Judges do not usually order marriage counseling. They do not believe that it is one of their duties when settling a divorce case. Even if a judge did order counseling, the judge cannot force the couple to participate. Marriage counseling is complex and if the two parties agree on a divorce, it is easier to go through the process without it.
Ordering Marriage Counseling
In states where there are fault divorce and no-fault divorces, marriage counseling may be more common. For instance, one person could file for divorce on the basis that his or her partner has ongoing behavior issues that cause problems within the marriage. During a divorce of this claim, either of the spouses can request counseling.

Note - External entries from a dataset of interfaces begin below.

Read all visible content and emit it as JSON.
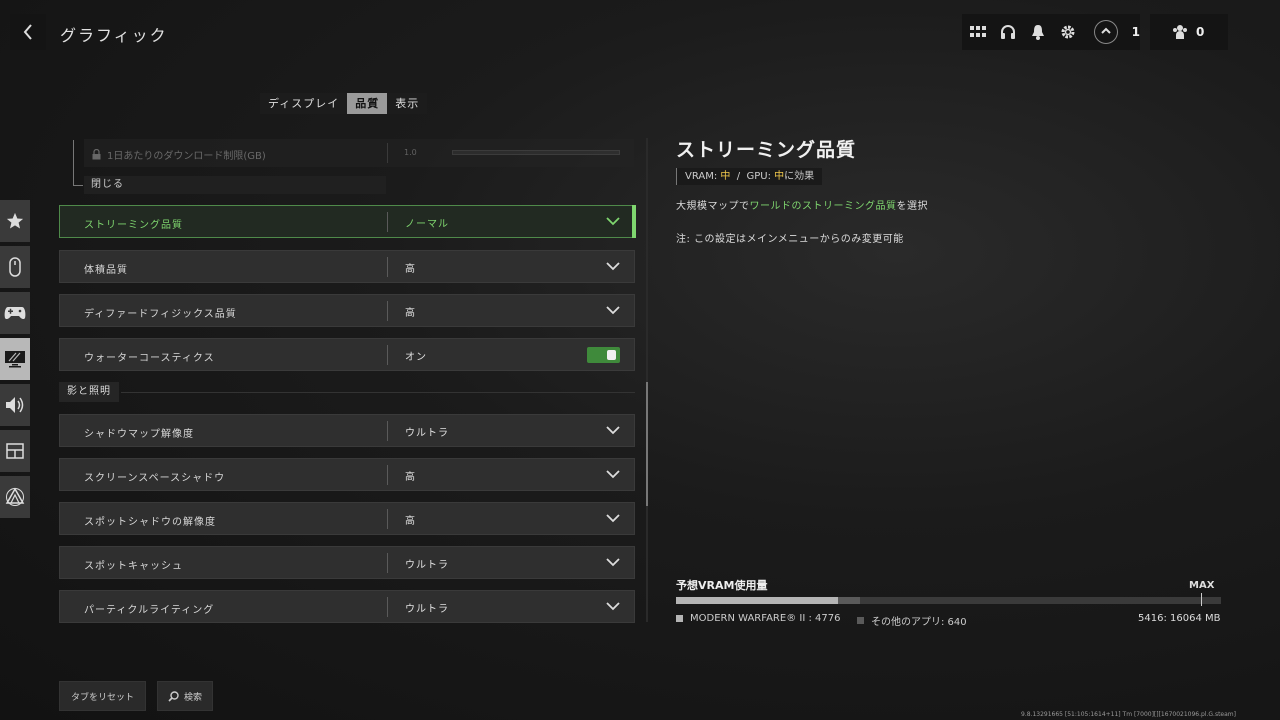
{
  "header": {
    "title": "グラフィック",
    "rank_count": "1",
    "party_count": "0"
  },
  "tabs": [
    {
      "label": "ディスプレイ"
    },
    {
      "label": "品質"
    },
    {
      "label": "表示"
    }
  ],
  "side_nav_icons": [
    "star-icon",
    "mouse-icon",
    "gamepad-icon",
    "monitor-icon",
    "speaker-icon",
    "interface-icon",
    "network-icon"
  ],
  "collapsed_section": {
    "download_limit_label": "1日あたりのダウンロード制限(GB)",
    "download_limit_value": "1.0",
    "close_label": "閉じる"
  },
  "settings": [
    {
      "label": "ストリーミング品質",
      "value": "ノーマル"
    },
    {
      "label": "体積品質",
      "value": "高"
    },
    {
      "label": "ディファードフィジックス品質",
      "value": "高"
    },
    {
      "label": "ウォーターコースティクス",
      "value": "オン"
    },
    {
      "label": "シャドウマップ解像度",
      "value": "ウルトラ"
    },
    {
      "label": "スクリーンスペースシャドウ",
      "value": "高"
    },
    {
      "label": "スポットシャドウの解像度",
      "value": "高"
    },
    {
      "label": "スポットキャッシュ",
      "value": "ウルトラ"
    },
    {
      "label": "パーティクルライティング",
      "value": "ウルトラ"
    }
  ],
  "section_shadow_label": "影と照明",
  "detail": {
    "title": "ストリーミング品質",
    "impact_vram_label": "VRAM:",
    "impact_vram_value": "中",
    "impact_separator": "/",
    "impact_gpu_label": "GPU:",
    "impact_gpu_value": "中",
    "impact_suffix": "に効果",
    "desc_prefix": "大規模マップで",
    "desc_highlight": "ワールドのストリーミング品質",
    "desc_suffix": "を選択",
    "note": "注: この設定はメインメニューからのみ変更可能"
  },
  "vram": {
    "title": "予想VRAM使用量",
    "max_label": "MAX",
    "mw_label": "MODERN WARFARE® II : 4776",
    "other_label": "その他のアプリ: 640",
    "total_label": "5416: 16064 MB",
    "mw_mb": 4776,
    "other_mb": 640,
    "total_mb": 16064,
    "colors": {
      "mw": "#b5b5b5",
      "other": "#5a5a5a"
    }
  },
  "footer": {
    "reset_label": "タブをリセット",
    "search_label": "検索",
    "build_info": "9.8.13291665 [51:105:1614+11] Tm [7000][][1670021096.pl.G.steam]"
  },
  "colors": {
    "accent_green": "#7fd66f",
    "impact_yellow": "#f2c94c"
  }
}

If counseling is requested, the judge can order up to three sessions to be completed within three or four months. Marriage counseling can be performed by several different individuals. For instance, you could go to a psychiatrist, counselor or religious leader. If ordered to go to counseling, the person you choose does have to be approved by the court.
If you have children, the judge may also order counseling. In some cases, the children should have two united parents. If the marriage is not salvageable, however, then it is always better for the parents to be separated.
Requesting Marriage Counseling
Now, if one of the spouses requests marriage counseling, the judge does not have to grant the request. If a spouse wants marriage counseling, then he or she must provide proof that the marriage is worth saving or that it can be saved. This is difficult to prove though, as each spouse may have a different perception of the divorce or the relationship.
If there is one issue, such as financial issues, then a spouse could argue that if counseling could help them overcome it, their relationship could still work. Sometimes, marriage counseling can resolve issues in a marriage, but it is not always smart to rely on counseling to fix all of the problems in a marriage.
Judges do have the authority to order marriage counseling, but it is uncommon that they would do so. In most cases, if they do order counseling it is because one of the spouses requested it. If you’re considering marriage counseling or if you think that your spouse will request it, then talking to a family lawyer, from a firm like The McKinney Law Group, may be of some help to you.